Dr. David Scharf: We do. My hygienist is also trained. She has taken the course, so she’ll do a laser periodontal disinfection, which is a low power setting, on the PerioLase that’s a non cutting setting so hygienists are authorized to use that in our state. It’s a way to disinfect the pocket during maintenance therapy. For me, it’s been a real workhorse in terms off frenectomies and mucosal releases. There’s actually an orthodontic practice by me that sends me all their frenectomies, because they love that they could tell the mom it’s done with the laser, we don’t put any sutures in, the kids are really comfortable afterwards, super quick, and it’s bloodless. Everybody’s happy. I also used it quite a bit after I do connective tissue grafting, many times we want to release the mucosa from over the graft, and it’s just super for that. It’s quick. There’s no blood. It’s comfortable for the patients afterwards, so the adjunctive procedures have certainly been nice. It’s nice to have that relationship with the Ortho practice, because it generates other referrals from them as well. Those are my main uses. I know other people use it for other procedures, but for me, that’s probably the extent of it.
Marty Klein: Well, I would like to give a plug to your website. You certainly have a vast experience in using your PerioLase and as an instructor again with the IALD, you have passed that forward and trained many other doctors. Your website is . If you are listening to this podcast and have not yet subscribed, I’m not sure what you’re waiting for, but you can do that as well as check out all of the episodes of this podcast that are available at . Dr. Scharf, Thank you again for taking some time out of your schedule and sharing your expertise with me.

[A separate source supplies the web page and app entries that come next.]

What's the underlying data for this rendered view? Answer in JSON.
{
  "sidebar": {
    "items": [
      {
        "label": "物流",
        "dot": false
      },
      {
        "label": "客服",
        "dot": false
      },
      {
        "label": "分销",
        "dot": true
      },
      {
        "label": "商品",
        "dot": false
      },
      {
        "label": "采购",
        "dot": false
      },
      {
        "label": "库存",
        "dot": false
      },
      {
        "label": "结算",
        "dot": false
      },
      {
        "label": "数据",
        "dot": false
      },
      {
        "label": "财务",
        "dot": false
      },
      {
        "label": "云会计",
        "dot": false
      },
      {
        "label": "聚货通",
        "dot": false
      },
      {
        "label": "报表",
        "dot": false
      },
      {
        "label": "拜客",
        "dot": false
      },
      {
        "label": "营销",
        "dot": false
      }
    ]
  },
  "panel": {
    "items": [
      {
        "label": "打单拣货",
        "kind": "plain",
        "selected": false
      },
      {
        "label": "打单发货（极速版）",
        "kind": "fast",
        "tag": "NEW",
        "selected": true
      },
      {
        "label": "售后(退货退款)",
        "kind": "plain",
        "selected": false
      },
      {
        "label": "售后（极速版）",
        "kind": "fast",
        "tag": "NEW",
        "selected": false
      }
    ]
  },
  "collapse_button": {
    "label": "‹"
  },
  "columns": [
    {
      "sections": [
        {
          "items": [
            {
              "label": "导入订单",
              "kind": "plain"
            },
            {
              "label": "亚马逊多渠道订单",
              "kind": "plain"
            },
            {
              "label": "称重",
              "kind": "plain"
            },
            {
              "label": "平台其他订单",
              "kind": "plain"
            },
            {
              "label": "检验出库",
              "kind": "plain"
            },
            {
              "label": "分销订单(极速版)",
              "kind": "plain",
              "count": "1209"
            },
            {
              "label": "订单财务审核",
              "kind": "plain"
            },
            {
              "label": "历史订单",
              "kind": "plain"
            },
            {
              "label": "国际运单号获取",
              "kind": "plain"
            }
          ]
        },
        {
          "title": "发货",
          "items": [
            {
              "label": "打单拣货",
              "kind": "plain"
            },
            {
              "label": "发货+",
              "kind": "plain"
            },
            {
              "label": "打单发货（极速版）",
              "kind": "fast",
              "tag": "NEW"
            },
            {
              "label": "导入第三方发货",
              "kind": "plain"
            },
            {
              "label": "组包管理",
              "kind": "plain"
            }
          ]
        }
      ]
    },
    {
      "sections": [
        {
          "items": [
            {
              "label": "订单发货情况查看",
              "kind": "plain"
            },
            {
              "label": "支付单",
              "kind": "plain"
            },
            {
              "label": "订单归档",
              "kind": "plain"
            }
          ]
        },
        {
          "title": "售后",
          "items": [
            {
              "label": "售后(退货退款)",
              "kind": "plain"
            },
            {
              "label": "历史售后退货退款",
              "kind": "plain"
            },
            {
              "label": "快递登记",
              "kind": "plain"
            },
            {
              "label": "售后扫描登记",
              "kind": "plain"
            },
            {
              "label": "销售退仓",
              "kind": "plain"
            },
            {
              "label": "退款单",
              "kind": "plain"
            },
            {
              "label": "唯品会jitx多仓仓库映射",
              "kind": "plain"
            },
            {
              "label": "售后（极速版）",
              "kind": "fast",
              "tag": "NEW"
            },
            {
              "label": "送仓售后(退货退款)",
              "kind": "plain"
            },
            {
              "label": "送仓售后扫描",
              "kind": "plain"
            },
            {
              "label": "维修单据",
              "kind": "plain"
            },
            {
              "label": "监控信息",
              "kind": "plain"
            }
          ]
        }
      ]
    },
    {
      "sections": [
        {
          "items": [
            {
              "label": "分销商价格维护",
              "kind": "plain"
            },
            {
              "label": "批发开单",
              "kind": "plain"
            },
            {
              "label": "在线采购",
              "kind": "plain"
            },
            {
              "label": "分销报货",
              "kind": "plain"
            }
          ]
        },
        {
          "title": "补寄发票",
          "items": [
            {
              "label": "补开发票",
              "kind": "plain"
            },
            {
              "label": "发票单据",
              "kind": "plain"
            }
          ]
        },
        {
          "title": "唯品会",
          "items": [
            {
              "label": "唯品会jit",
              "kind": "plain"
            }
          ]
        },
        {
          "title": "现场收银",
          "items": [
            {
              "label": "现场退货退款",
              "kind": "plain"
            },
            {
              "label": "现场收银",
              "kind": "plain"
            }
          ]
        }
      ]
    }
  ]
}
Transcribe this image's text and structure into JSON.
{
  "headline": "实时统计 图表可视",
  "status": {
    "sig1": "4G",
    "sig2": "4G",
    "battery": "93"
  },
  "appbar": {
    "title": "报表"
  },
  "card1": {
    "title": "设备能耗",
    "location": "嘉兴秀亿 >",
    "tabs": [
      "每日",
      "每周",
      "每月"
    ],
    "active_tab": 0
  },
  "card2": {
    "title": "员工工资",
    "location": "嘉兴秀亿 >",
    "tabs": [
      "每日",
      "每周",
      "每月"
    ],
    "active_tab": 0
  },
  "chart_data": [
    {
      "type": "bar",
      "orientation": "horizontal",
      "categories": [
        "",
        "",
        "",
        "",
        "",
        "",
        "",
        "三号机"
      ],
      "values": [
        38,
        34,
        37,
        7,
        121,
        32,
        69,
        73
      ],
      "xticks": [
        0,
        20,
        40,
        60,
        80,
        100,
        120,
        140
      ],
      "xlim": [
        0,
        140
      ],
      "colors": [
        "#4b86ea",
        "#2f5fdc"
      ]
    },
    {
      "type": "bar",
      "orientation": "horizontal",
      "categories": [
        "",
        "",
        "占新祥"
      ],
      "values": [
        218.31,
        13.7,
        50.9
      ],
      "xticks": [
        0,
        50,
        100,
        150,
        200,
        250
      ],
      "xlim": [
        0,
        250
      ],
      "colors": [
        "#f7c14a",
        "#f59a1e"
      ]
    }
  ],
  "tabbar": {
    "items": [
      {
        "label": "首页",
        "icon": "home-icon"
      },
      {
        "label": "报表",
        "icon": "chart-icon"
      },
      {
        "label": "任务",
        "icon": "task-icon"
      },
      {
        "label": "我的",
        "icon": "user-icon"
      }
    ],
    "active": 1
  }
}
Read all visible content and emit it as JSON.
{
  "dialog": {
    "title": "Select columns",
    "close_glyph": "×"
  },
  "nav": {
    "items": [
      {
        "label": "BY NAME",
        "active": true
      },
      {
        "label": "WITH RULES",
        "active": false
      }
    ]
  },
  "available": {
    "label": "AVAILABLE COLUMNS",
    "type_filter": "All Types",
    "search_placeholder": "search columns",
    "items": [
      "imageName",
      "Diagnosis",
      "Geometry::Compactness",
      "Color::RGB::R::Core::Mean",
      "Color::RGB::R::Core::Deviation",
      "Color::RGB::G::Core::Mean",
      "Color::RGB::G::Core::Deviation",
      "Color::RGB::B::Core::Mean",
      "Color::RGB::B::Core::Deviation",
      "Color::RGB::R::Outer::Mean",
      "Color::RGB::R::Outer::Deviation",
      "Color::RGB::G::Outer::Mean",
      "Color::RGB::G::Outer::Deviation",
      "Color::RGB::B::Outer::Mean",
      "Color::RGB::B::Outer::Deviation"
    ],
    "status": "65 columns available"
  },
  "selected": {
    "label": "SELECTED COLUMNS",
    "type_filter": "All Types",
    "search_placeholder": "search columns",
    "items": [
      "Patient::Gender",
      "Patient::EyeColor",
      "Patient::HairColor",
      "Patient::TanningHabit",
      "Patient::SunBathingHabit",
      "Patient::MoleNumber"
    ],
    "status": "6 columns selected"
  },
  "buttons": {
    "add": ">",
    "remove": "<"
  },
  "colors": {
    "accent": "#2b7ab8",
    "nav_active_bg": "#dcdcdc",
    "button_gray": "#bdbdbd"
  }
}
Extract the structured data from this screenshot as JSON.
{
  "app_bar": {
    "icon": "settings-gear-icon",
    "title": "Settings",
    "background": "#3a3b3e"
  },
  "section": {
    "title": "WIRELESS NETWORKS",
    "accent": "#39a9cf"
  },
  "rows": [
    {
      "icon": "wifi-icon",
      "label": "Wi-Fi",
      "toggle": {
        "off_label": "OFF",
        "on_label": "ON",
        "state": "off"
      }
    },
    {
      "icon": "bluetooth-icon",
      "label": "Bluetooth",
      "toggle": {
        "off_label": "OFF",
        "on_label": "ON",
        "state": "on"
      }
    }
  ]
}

Dr. David Scharf: Thank you, Marty. And, you know, to anybody listening that’s on the fence, I would just say to you what my friend Tom said to me, some 13 years ago now, “Just do it!” You know, we’re over the point where this is considered experimental or there’s only one or two people in the area that do it. I think the worst thing for anybody is to be on the wrong side of the technology curve. People don’t necessarily want to be on the leading edge or the bleeding edge, but this has become mainstream therapy now, and I would encourage anybody to look into it. Anybody that wants to talk to me, personally about my experience, please feel free to call me. I’ll be happy to speak with you about it.
Marty Klein: Thank you again.
Dr. David Scharf: My pleasure.